There will be no better performances given in an American film this year than Meryl Streep as Sister Aloysius or Viola Davis as Mrs. Muller, mother to the boy who may have had inappropriate contact with Father Flynn. The single scene between these two actors encapsulates everything that’s great about this movie, with Sister Aloysius’ intractable rectitude suddenly confronted by the despair, compromises and mixed motives of a true flesh and blood human being. Streep, who built her career on mannerist character turns, seems to grow more supple and believable with each passing year. Her aging nun is a kind of sympathetic aria to a vanished era of certainty, embodied in a woman whose kindness is as undeniable and reflexive as her disapproval for all the meaningless conveniences of contemporary life. Watching her certitude erode is in some ways watching a piece of machinery come to life.
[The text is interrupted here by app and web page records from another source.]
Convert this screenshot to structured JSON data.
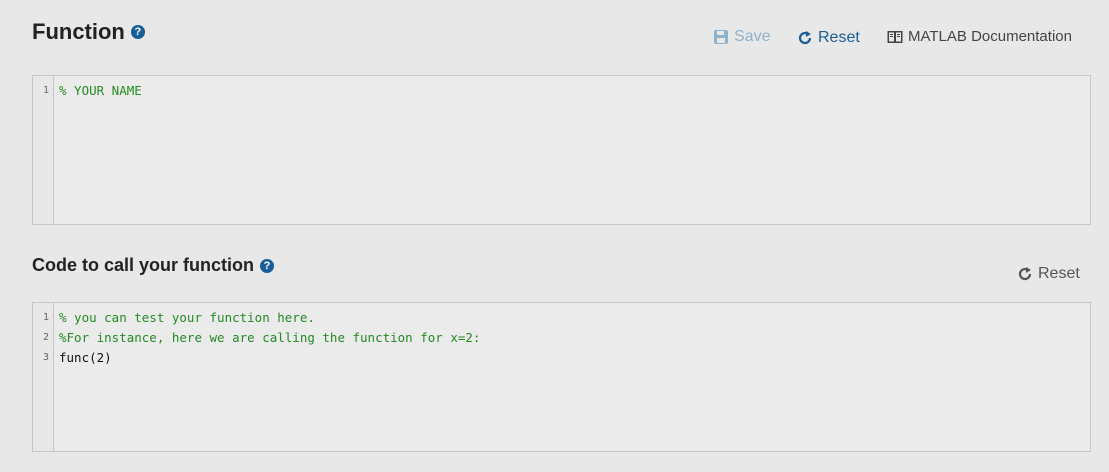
{
  "function_section": {
    "title": "Function",
    "help_icon": "question-circle-icon",
    "toolbar": {
      "save_label": "Save",
      "reset_label": "Reset",
      "docs_label": "MATLAB Documentation"
    },
    "editor": {
      "lines": [
        {
          "num": "1",
          "text": "% YOUR NAME",
          "kind": "comment"
        }
      ]
    }
  },
  "call_section": {
    "title": "Code to call your function",
    "help_icon": "question-circle-icon",
    "reset_label": "Reset",
    "editor": {
      "lines": [
        {
          "num": "1",
          "text": "% you can test your function here.",
          "kind": "comment"
        },
        {
          "num": "2",
          "text": "%For instance, here we are calling the function for x=2:",
          "kind": "comment"
        },
        {
          "num": "3",
          "text": "func(2)",
          "kind": "plain"
        }
      ]
    }
  },
  "colors": {
    "accent": "#1a5e96",
    "save_disabled": "#8fb2cc",
    "comment": "#228b22",
    "background": "#e8e8e8"
  }
}
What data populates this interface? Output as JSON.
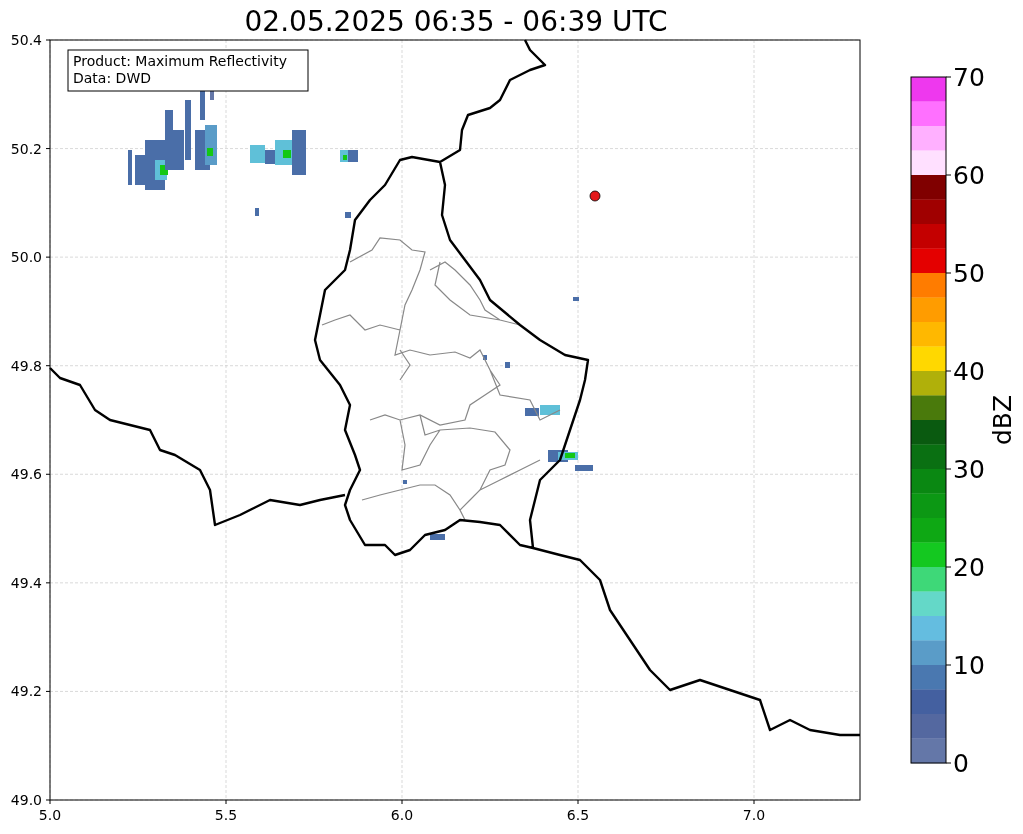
{
  "title": "02.05.2025 06:35 - 06:39 UTC",
  "legend": [
    "Product: Maximum Reflectivity",
    "Data: DWD"
  ],
  "x_ticks": [
    "5.0",
    "5.5",
    "6.0",
    "6.5",
    "7.0"
  ],
  "y_ticks": [
    "50.4",
    "50.2",
    "50.0",
    "49.8",
    "49.6",
    "49.4",
    "49.2",
    "49.0"
  ],
  "colorbar": {
    "label": "dBZ",
    "ticks": [
      "70",
      "60",
      "50",
      "40",
      "30",
      "20",
      "10",
      "0"
    ],
    "segments": [
      {
        "color": "#ee38ee"
      },
      {
        "color": "#ff70ff"
      },
      {
        "color": "#ffb0ff"
      },
      {
        "color": "#ffe0ff"
      },
      {
        "color": "#800000"
      },
      {
        "color": "#a00000"
      },
      {
        "color": "#c40000"
      },
      {
        "color": "#e40000"
      },
      {
        "color": "#ff7c00"
      },
      {
        "color": "#ff9c00"
      },
      {
        "color": "#ffb800"
      },
      {
        "color": "#ffd800"
      },
      {
        "color": "#b0b00a"
      },
      {
        "color": "#4a7a0c"
      },
      {
        "color": "#0a5a10"
      },
      {
        "color": "#0a7012"
      },
      {
        "color": "#0a8812"
      },
      {
        "color": "#0c9814"
      },
      {
        "color": "#0ea814"
      },
      {
        "color": "#14c820"
      },
      {
        "color": "#3ed878"
      },
      {
        "color": "#64d8c8"
      },
      {
        "color": "#64bde0"
      },
      {
        "color": "#5a9cc8"
      },
      {
        "color": "#4a78b0"
      },
      {
        "color": "#4460a0"
      },
      {
        "color": "#5468a0"
      },
      {
        "color": "#6477a8"
      }
    ]
  }
}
Davis, a great stage actress and a virtual unknown to filmgoers, can break the viewer’s heart with the simple dignity of the way she wears her dented Jackie O pillbox hat. Her battered and desperate Mrs. Muller is such a quicksilver blending of fatalism and denial, aspiration and suppressed rage that she splutters in the mind like a fuse sliding toward detonation long after the actress herself has vanished from the screen. As Pastor Flynn, the very fine Hoffman is perhaps a less felicitous choice, for it upsets Shanley's careful textual equivalencies to have such a humid and fulsome actor—a stereotypical heavy, despite his capacity—playing a priest who ought to seem on the surface nearly as innocuous as the Bing Crosby of Going My Way.
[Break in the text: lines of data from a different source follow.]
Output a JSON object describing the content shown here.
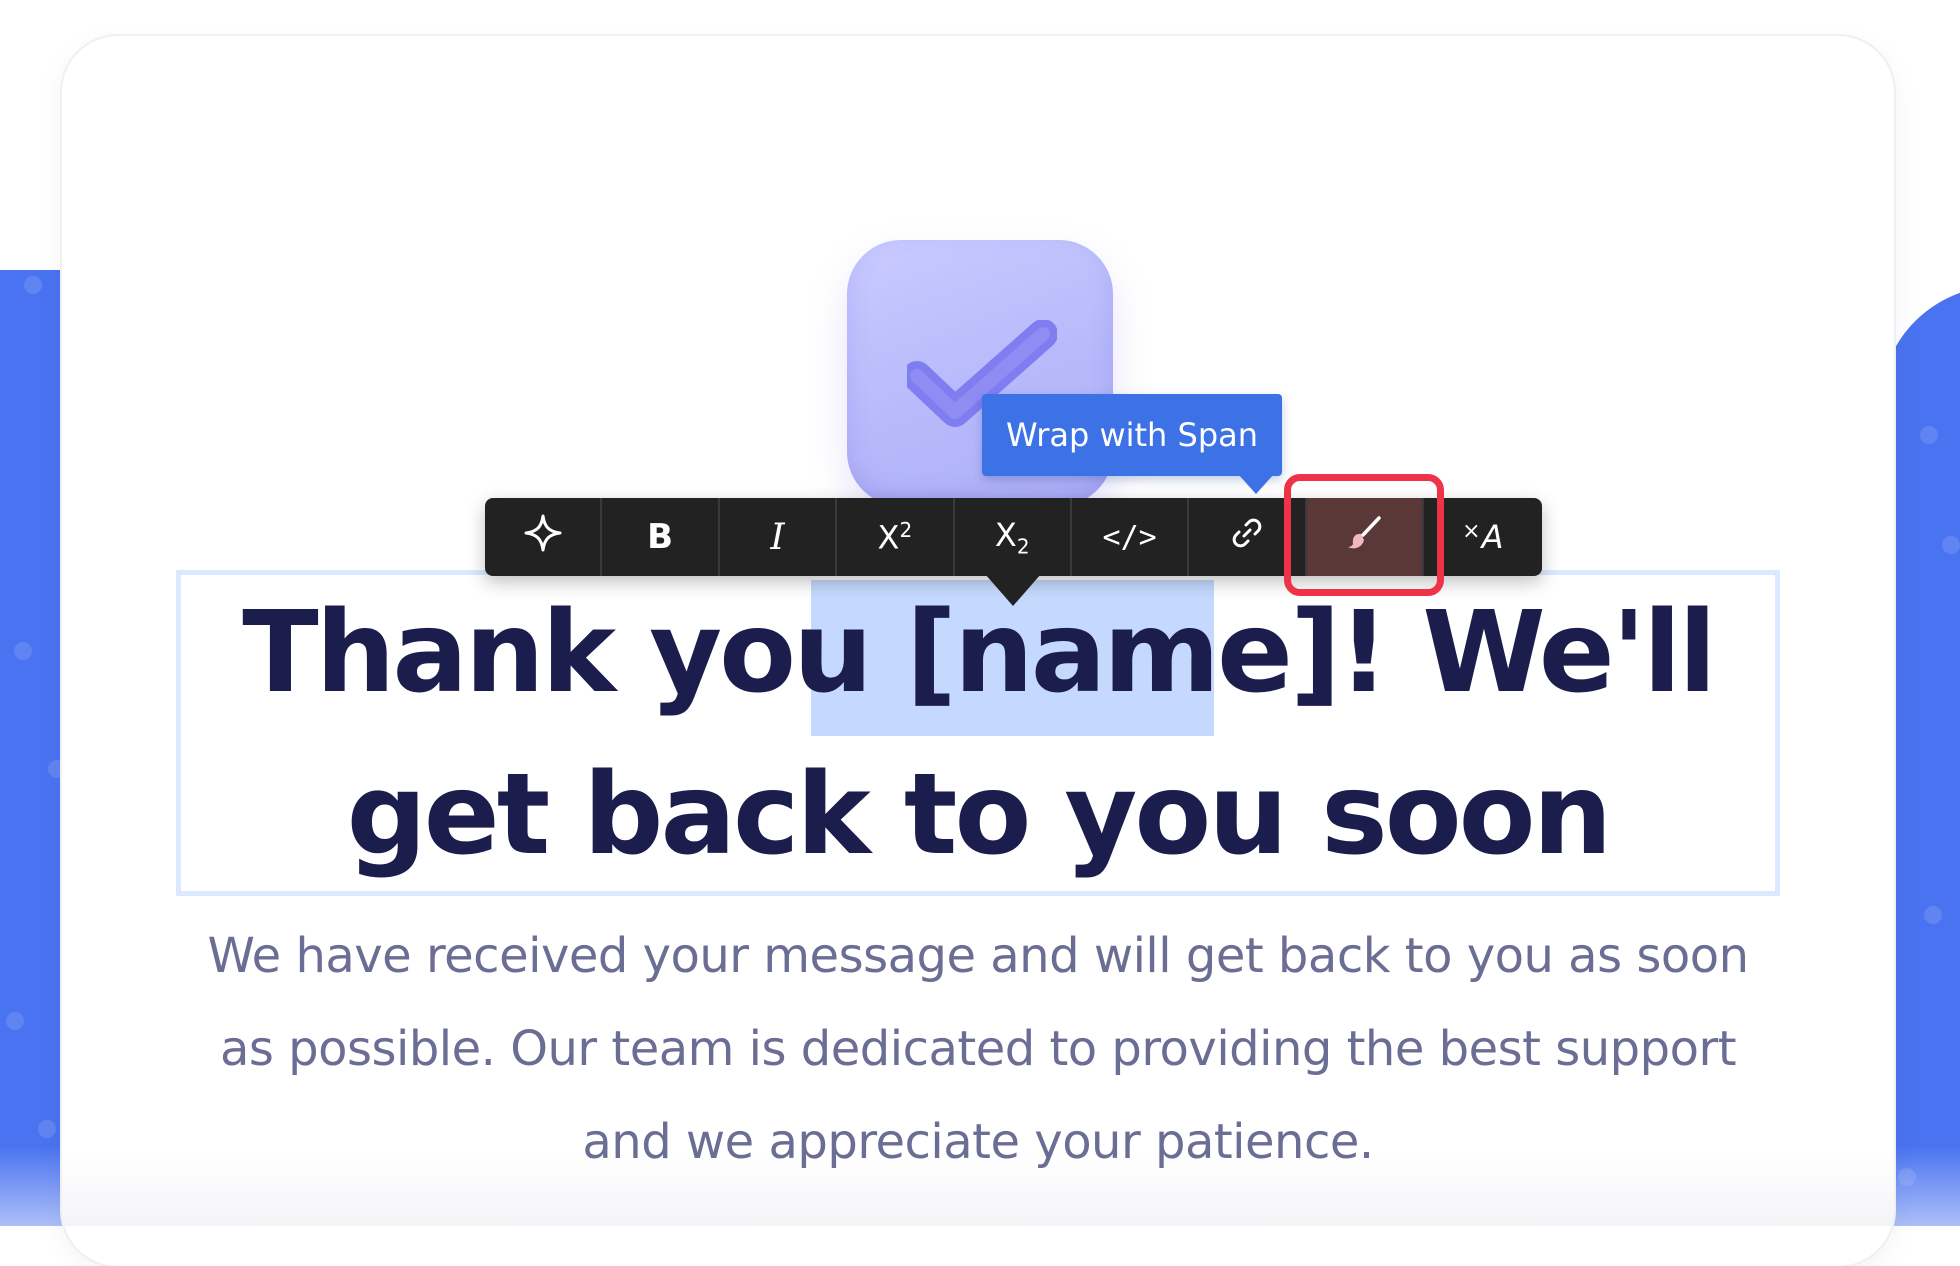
{
  "toolbar": {
    "buttons": [
      {
        "name": "ai-assist",
        "icon": "sparkle-icon",
        "label": ""
      },
      {
        "name": "bold",
        "icon": "bold-icon",
        "label": "B"
      },
      {
        "name": "italic",
        "icon": "italic-icon",
        "label": "I"
      },
      {
        "name": "superscript",
        "icon": "superscript-icon",
        "label": "X",
        "mark": "2"
      },
      {
        "name": "subscript",
        "icon": "subscript-icon",
        "label": "X",
        "mark": "2"
      },
      {
        "name": "code",
        "icon": "code-icon",
        "label": "</>"
      },
      {
        "name": "link",
        "icon": "link-icon",
        "label": ""
      },
      {
        "name": "wrap-span",
        "icon": "paintbrush-icon",
        "label": "",
        "active": true
      },
      {
        "name": "clear-format",
        "icon": "clear-format-icon",
        "label": "A",
        "mark": "×"
      }
    ]
  },
  "tooltip": {
    "text": "Wrap with Span"
  },
  "headline": {
    "prefix": "Thank you ",
    "highlighted": "[name]",
    "suffix": "! We'll get back to you soon"
  },
  "subtext": "We have received your message and will get back to you as soon as possible. Our team is dedicated to providing the best support and we appreciate your patience.",
  "colors": {
    "accent": "#4a73f1",
    "headline": "#1b1d4d",
    "body": "#6b6e94",
    "selection": "#c4d9fd",
    "highlight_ring": "#ee3348",
    "tooltip": "#3c72e6",
    "toolbar": "#222223"
  }
}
In its previous incarnation as a Pultizer-winning play, Doubt was frequently seen as a reaction to the vast molestation scandal engulfing the Catholic Church in the first years of the 21st century. The unvarnished evil of child abuse is certainly a central subtext in this picture—a spreading stain from an unseen source, undermining the characters’ trust in institutionalized sanctimony, perhaps even in the idea of God itself. It’s a measure of Shanley’s precision though that he can address this critical and explosive issue as a sidebar while leaving his central conflict disturbingly unresolved and subtly expressed.
For ultimately, Doubt is not primarily a movie about a hot button topic but rather an existential morality play, an unblinking vision of the remorseless formlessness of life as it’s actually lived, and a comment on the potential futility in trying to impose moral clarity and unambiguous order on the murk of human motives and behavior. Within the popcorn sanctimony of the American screen, it’s a rare movie that’s willing to ask such fundamental questions about what exactly goodness is, and a rarer film still that's willing to compliment it’s audience by leaving so much for the viewer to decide.
Cast: Meryl Streep, Philip Seymour Hoffman, Amy Adams and Viola Davis
Screenwriter/Director: John Patrick Shanley
Producer: Scott Rudin and Mark Roybal
Rating: PG-13 for thematic material
Running time: 104 mins.
Release date: Dec. 12 ltd.; expands Dec. 19; expands Dec. 25